> _Data records_:
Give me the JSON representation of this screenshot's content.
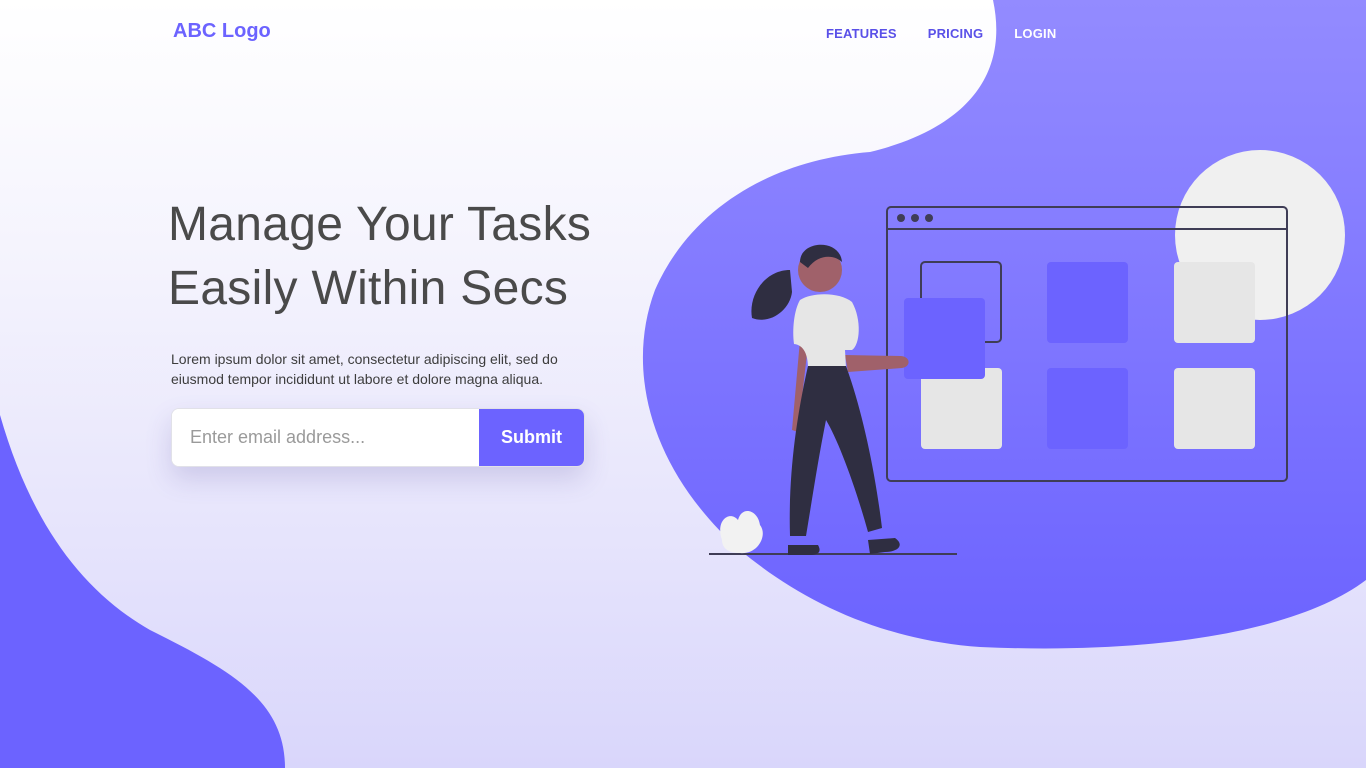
{
  "brand": {
    "logo_text": "ABC Logo"
  },
  "nav": {
    "items": [
      {
        "label": "FEATURES"
      },
      {
        "label": "PRICING"
      },
      {
        "label": "LOGIN"
      }
    ]
  },
  "hero": {
    "headline_line1": "Manage Your Tasks",
    "headline_line2": "Easily Within Secs",
    "description": "Lorem ipsum dolor sit amet, consectetur adipiscing elit, sed do eiusmod tempor incididunt ut labore et dolore magna aliqua.",
    "email_placeholder": "Enter email address...",
    "email_value": "",
    "submit_label": "Submit"
  },
  "illustration": {
    "name": "task-board-illustration",
    "icons": [
      "browser-window",
      "person",
      "plant"
    ]
  },
  "colors": {
    "accent": "#6c63ff",
    "heading": "#4a4a4a",
    "text": "#3d3d3d",
    "tile_gray": "#e6e6e6",
    "skin": "#a0616a",
    "pants": "#2f2e41"
  }
}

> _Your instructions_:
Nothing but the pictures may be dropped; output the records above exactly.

> _Output below_:
Give me the JSON representation of this screenshot's content.
{
  "brand": {
    "logo_text": "ABC Logo"
  },
  "nav": {
    "items": [
      {
        "label": "FEATURES"
      },
      {
        "label": "PRICING"
      },
      {
        "label": "LOGIN"
      }
    ]
  },
  "hero": {
    "headline_line1": "Manage Your Tasks",
    "headline_line2": "Easily Within Secs",
    "description": "Lorem ipsum dolor sit amet, consectetur adipiscing elit, sed do eiusmod tempor incididunt ut labore et dolore magna aliqua.",
    "email_placeholder": "Enter email address...",
    "email_value": "",
    "submit_label": "Submit"
  },
  "illustration": {
    "name": "task-board-illustration",
    "icons": [
      "browser-window",
      "person",
      "plant"
    ]
  },
  "colors": {
    "accent": "#6c63ff",
    "heading": "#4a4a4a",
    "text": "#3d3d3d",
    "tile_gray": "#e6e6e6",
    "skin": "#a0616a",
    "pants": "#2f2e41"
  }
}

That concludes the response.